Original maintenance manuals are around on ebay etc., and club DVDs are available from the NOC shop, but replacing a big-end was always classified as return to manufacturer, so unless you have the equipment and experience it's a job you will have to put out.
Not having ever had a bike that old, and being a former pupil of the school of "If it isnt broken, don't fix it" what is the problem of running it, and if it is quiet carry on running it until it becomes noisy? Does it take out something irreplaceale when it goes?
No criticism, just knowledge gathering for future reference.
The reason I high-lighted the big-end was David's bike hadn't been used for 30 years and he was planning to use it abroad.
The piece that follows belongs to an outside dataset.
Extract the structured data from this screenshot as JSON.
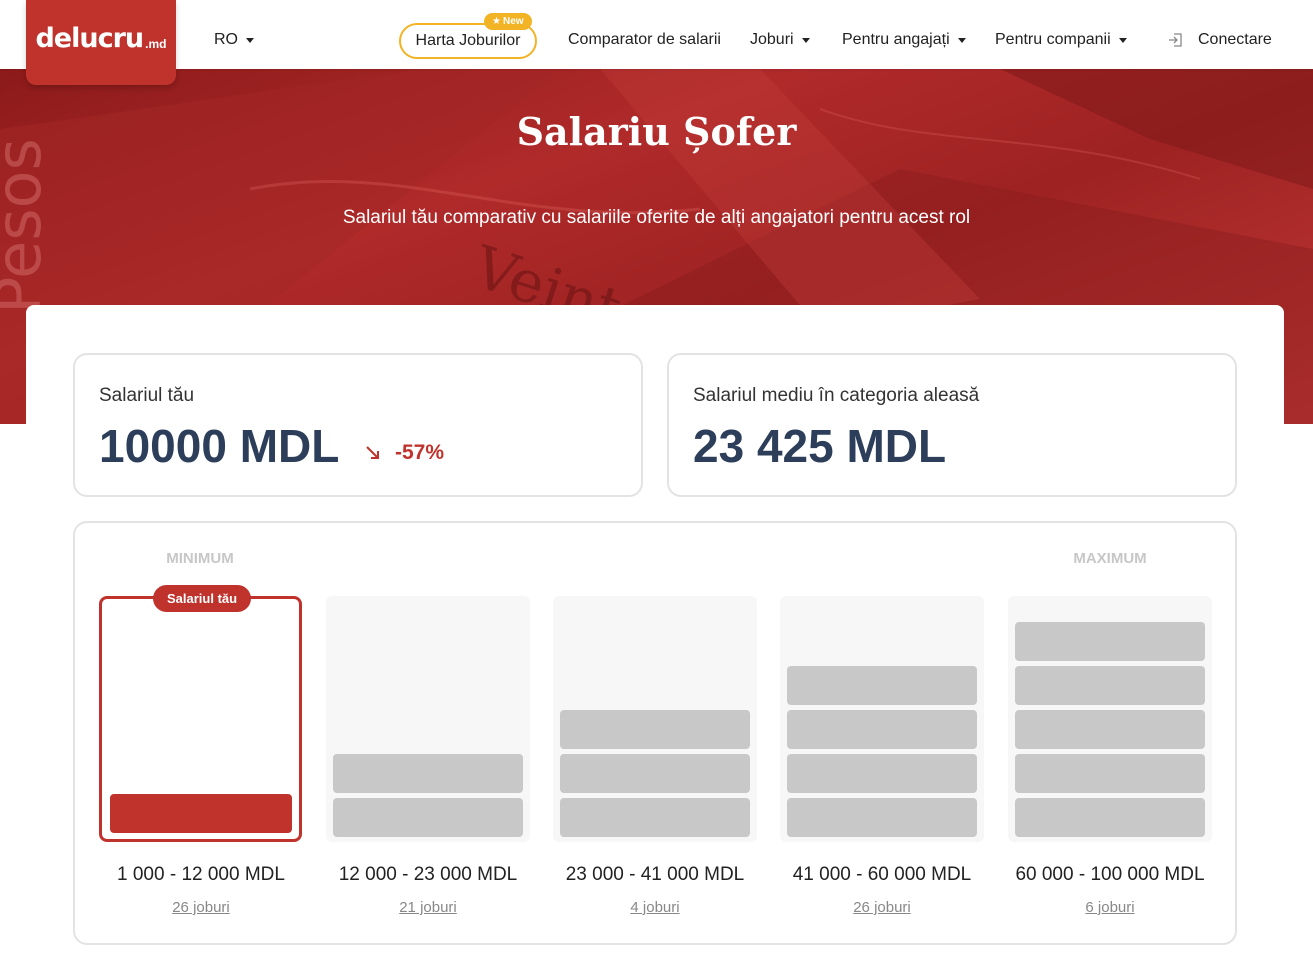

He didn't say if he was going to ride it to Spain, I guess not as that could be up to 2,000 miles round trip, but even so it's not a bad idea to check a bike new to you so your holiday isn't spoilt.
I can understand your thoughts as I am currently running a pre WW2 Norton that hasn't had the engine stripped for over 55 years, but only on short journeys.
The OHV/SV crank is a poor set-up and it's not unknown for the crankpin to shear straight through, and if a worn big-end is run slack it will most likely crack the flywheels as in the attached photo, and they will then be scrap.
Thanks Richard, makes more sense knowing that the crank can break rather than just get noisy.